By Alex Wallace
It always interests me, if with some trepidation, whenever someone of a literary bent attempts alternate history. At best, such attempts can bring with them a finesse to the writing and the characterization that the genre press sometimes neglects. At worst, they display no respect for the history of the genre, treating the very notion of allohistorical speculation as a novel thing of which they are the first worthies to actually make an attempt at such. It was this cocktail of emotions I felt when I cracked open Laurent Binet’s novel Civilizations, published in 2019 in its original French and translated by Sam Taylor in 2021.
(Before you ask - no, so far as I can tell, Sid Meier or his associates had nothing to do with this novel, although there is a certain similarity in the underlying philosophy)
What is so striking about the writing style of Civilizations is how it is essentially a long-form textbook-style alternate history in a manner that would have fit in easily with Sea Lion Press’ various offerings. Binet is clearly thinking on a grand scale, and he has chosen a medium that allows him to indulge in that scale. Binet is a reporter on French politics, and I suspect that that background informed this book in the way that Robert Sobel’s background in economics informed For Want of a Nail; there’s a certain journalistic tone that can be felt in some parts of the narrative.
The narrative, in terms of its historical focus, is one that is quite unique in the genre. It starts with Viking ships making landfall in the Americas, and their crews travel ever southward. Through what appears to be technological diffusion, this leads to the Inca creating a fleet of ships that is sent to colonize Europe when the Reformation is in full swing. Binet dares, and mostly succeeds, in the task previously undertaken by Kim Stanley Robinson and Arturo Serrano and Yasser Bahjatt in inverting traditional narratives of colonialism; I am, however, more than little off-put by the fact that such a change among non-Europeans is because of the intervention of European travelers.
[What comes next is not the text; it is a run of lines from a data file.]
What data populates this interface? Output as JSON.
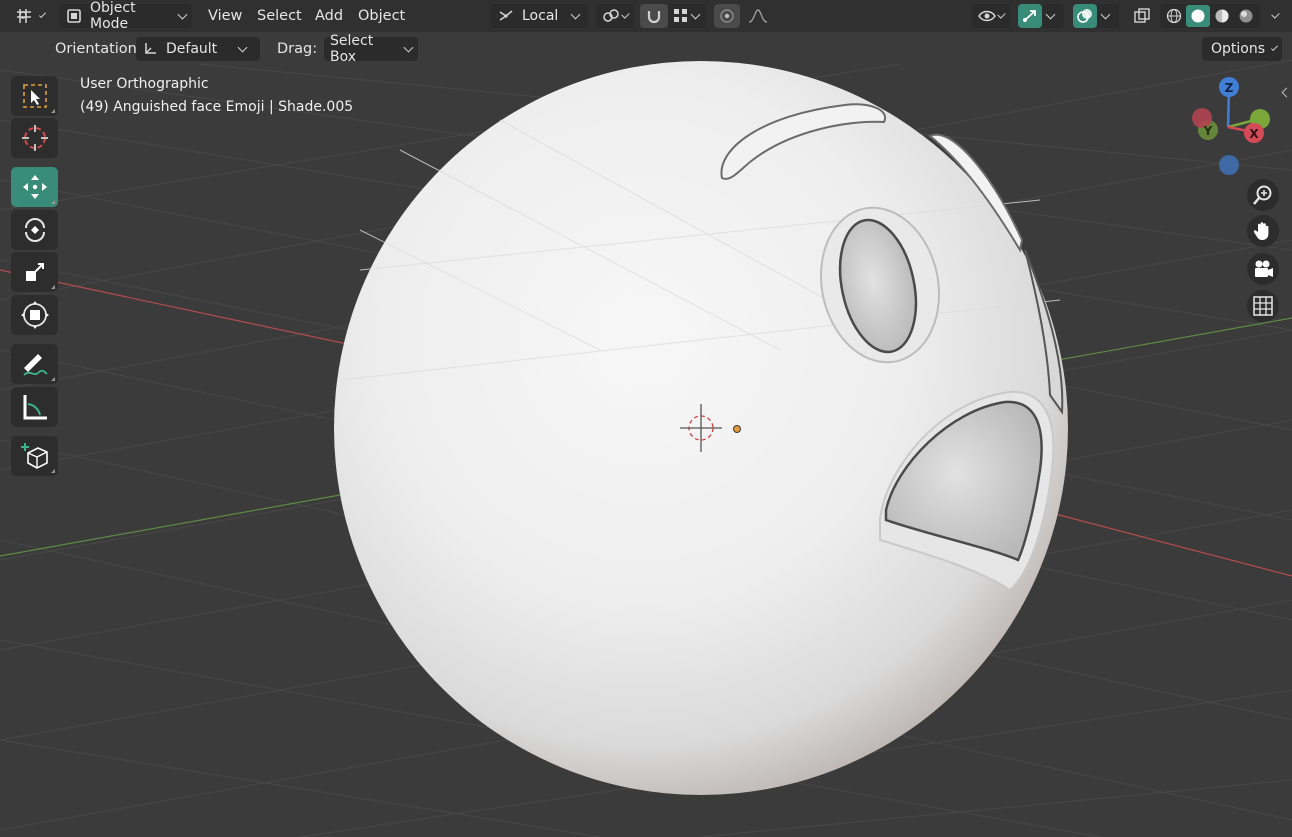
{
  "header": {
    "editor_type_icon": "3d-viewport-icon",
    "mode": "Object Mode",
    "menus": [
      "View",
      "Select",
      "Add",
      "Object"
    ],
    "transform_pivot": "Local",
    "options_label": "Options"
  },
  "tool_settings": {
    "orientation_label": "Orientation:",
    "orientation_value": "Default",
    "drag_label": "Drag:",
    "drag_value": "Select Box"
  },
  "overlay_text": {
    "view_name": "User Orthographic",
    "object_info": "(49) Anguished face Emoji | Shade.005"
  },
  "toolbar": [
    {
      "name": "select-box-tool",
      "icon": "select-box-icon",
      "active": false
    },
    {
      "name": "cursor-tool",
      "icon": "cursor-icon",
      "active": false
    },
    {
      "name": "move-tool",
      "icon": "move-icon",
      "active": true
    },
    {
      "name": "rotate-tool",
      "icon": "rotate-icon",
      "active": false
    },
    {
      "name": "scale-tool",
      "icon": "scale-icon",
      "active": false
    },
    {
      "name": "transform-tool",
      "icon": "transform-icon",
      "active": false
    },
    {
      "name": "annotate-tool",
      "icon": "annotate-icon",
      "active": false
    },
    {
      "name": "measure-tool",
      "icon": "measure-icon",
      "active": false
    },
    {
      "name": "add-cube-tool",
      "icon": "add-cube-icon",
      "active": false
    }
  ],
  "gizmo": {
    "z": "Z",
    "y": "Y",
    "x": "X"
  },
  "colors": {
    "accent": "#3a8c7a",
    "viewport_bg": "#3b3b3b",
    "header_bg": "#303030",
    "axis_x": "#c75a5a",
    "axis_y": "#6a9a4a",
    "gizmo_z": "#3f7fd6",
    "gizmo_y": "#7aa63a",
    "gizmo_x": "#d44b57"
  }
}
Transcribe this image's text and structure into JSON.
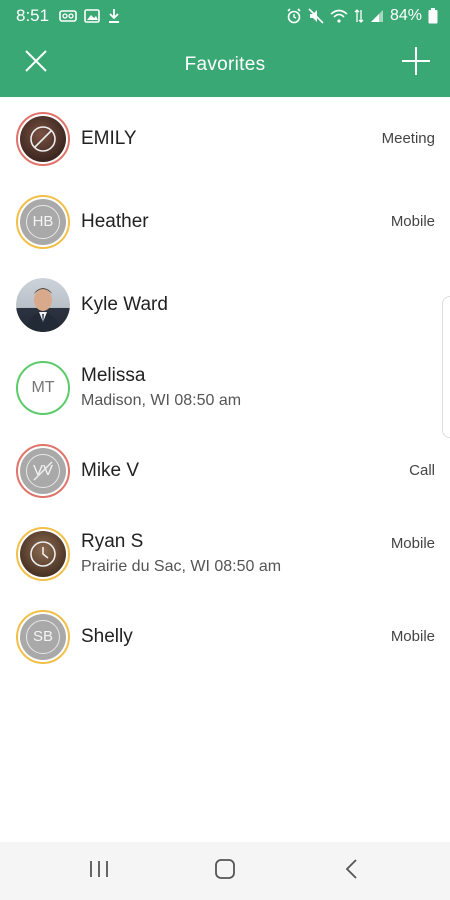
{
  "status_bar": {
    "time": "8:51",
    "battery": "84%"
  },
  "toolbar": {
    "title": "Favorites",
    "close_icon": "close-icon",
    "add_icon": "plus-icon"
  },
  "favorites": [
    {
      "name": "EMILY",
      "sub": "",
      "status": "Meeting",
      "avatar": "photo",
      "ring": "#e0736a",
      "initials": ""
    },
    {
      "name": "Heather",
      "sub": "",
      "status": "Mobile",
      "avatar": "initials-grey",
      "ring": "#f2c04a",
      "initials": "HB"
    },
    {
      "name": "Kyle Ward",
      "sub": "",
      "status": "",
      "avatar": "photo",
      "ring": "",
      "initials": ""
    },
    {
      "name": "Melissa",
      "sub": "Madison, WI 08:50 am",
      "status": "",
      "avatar": "initials-white",
      "ring": "#5ccb6b",
      "initials": "MT"
    },
    {
      "name": "Mike V",
      "sub": "",
      "status": "Call",
      "avatar": "initials-grey",
      "ring": "#e0736a",
      "initials": "VV"
    },
    {
      "name": "Ryan S",
      "sub": "Prairie du Sac, WI 08:50 am",
      "status": "Mobile",
      "avatar": "photo",
      "ring": "#f2c04a",
      "initials": ""
    },
    {
      "name": "Shelly",
      "sub": "",
      "status": "Mobile",
      "avatar": "initials-grey",
      "ring": "#f2c04a",
      "initials": "SB"
    }
  ],
  "nav_bar": {
    "recents_icon": "recents-icon",
    "home_icon": "home-icon",
    "back_icon": "back-icon"
  },
  "colors": {
    "header": "#3aa874",
    "ring_red": "#e0736a",
    "ring_yellow": "#f2c04a",
    "ring_green": "#5ccb6b"
  }
}
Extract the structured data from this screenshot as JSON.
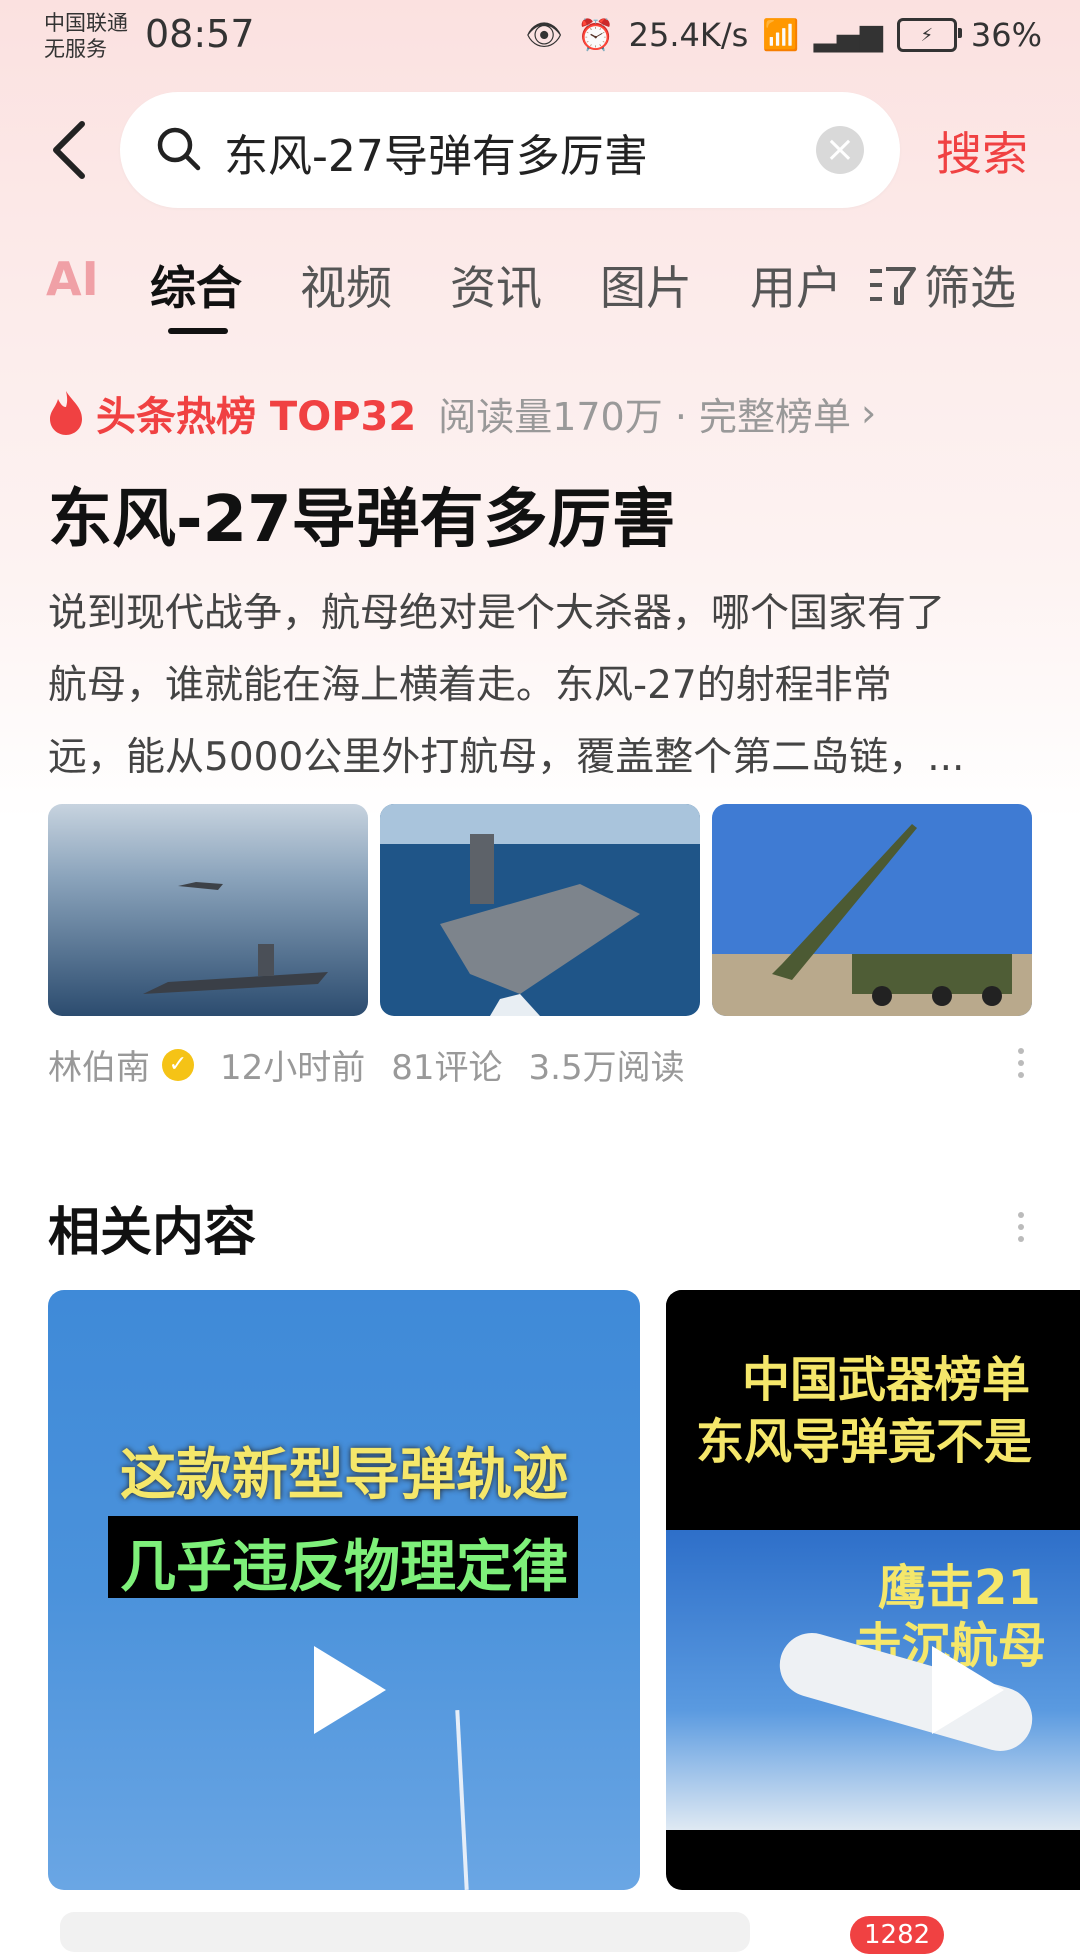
{
  "status_bar": {
    "carrier_line1": "中国联通",
    "carrier_line2": "无服务",
    "time": "08:57",
    "net_speed": "25.4K/s",
    "battery": "36%"
  },
  "search": {
    "query": "东风-27导弹有多厉害",
    "button": "搜索"
  },
  "tabs": [
    "AI",
    "综合",
    "视频",
    "资讯",
    "图片",
    "用户"
  ],
  "filter_label": "筛选",
  "hot": {
    "label": "头条热榜 TOP32",
    "meta": "阅读量170万 · 完整榜单",
    "chevron": "›"
  },
  "article": {
    "title": "东风-27导弹有多厉害",
    "snippet_lines": [
      "说到现代战争，航母绝对是个大杀器，哪个国家有了",
      "航母，谁就能在海上横着走。东风-27的射程非常",
      "远，能从5000公里外打航母，覆盖整个第二岛链，..."
    ],
    "author": "林伯南",
    "time": "12小时前",
    "comments": "81评论",
    "reads": "3.5万阅读"
  },
  "related": {
    "title": "相关内容",
    "card1_line1": "这款新型导弹轨迹",
    "card1_line2": "几乎违反物理定律",
    "card2_line1": "中国武器榜单",
    "card2_line2": "东风导弹竟不是",
    "card2_line3": "鹰击21",
    "card2_line4": "击沉航母"
  },
  "bottom": {
    "badge": "1282"
  },
  "colors": {
    "accent_red": "#f04142",
    "text_dark": "#111111",
    "text_gray": "#999999"
  }
}
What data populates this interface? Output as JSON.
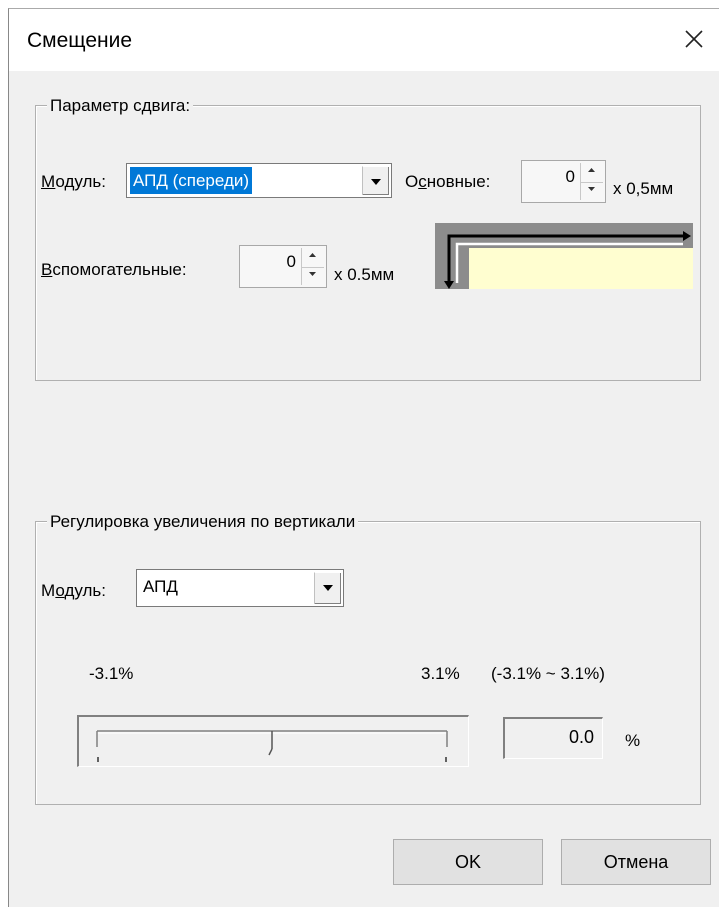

The longtime reader of alternate history will be mildly amused at the extent of convergent evolution here. The textbook style is the most obvious, but there is clever usage of historical figures like Martin Luther; I particularly enjoyed what Binet did with Henry VIII of England. The whole shebang feels like a good timeline on alternatehistory.com eight to ten years ago, and that is a compliment.
Had Civilizations been released in 1991, or 2001, or even 2011, it would have been absolutely transformational in the genre. In the genre of 2022, however, it is but another entry in the reimagination of alternate history that is currently ongoing. That is no bad thing; the genre could use the new blood. Civilizations heralds the coming of something truly magnificent, and, through it, the genre may well have a real cultural victory on its hands.
Alex Wallace is the editor of the 'Alloamericana' Anthology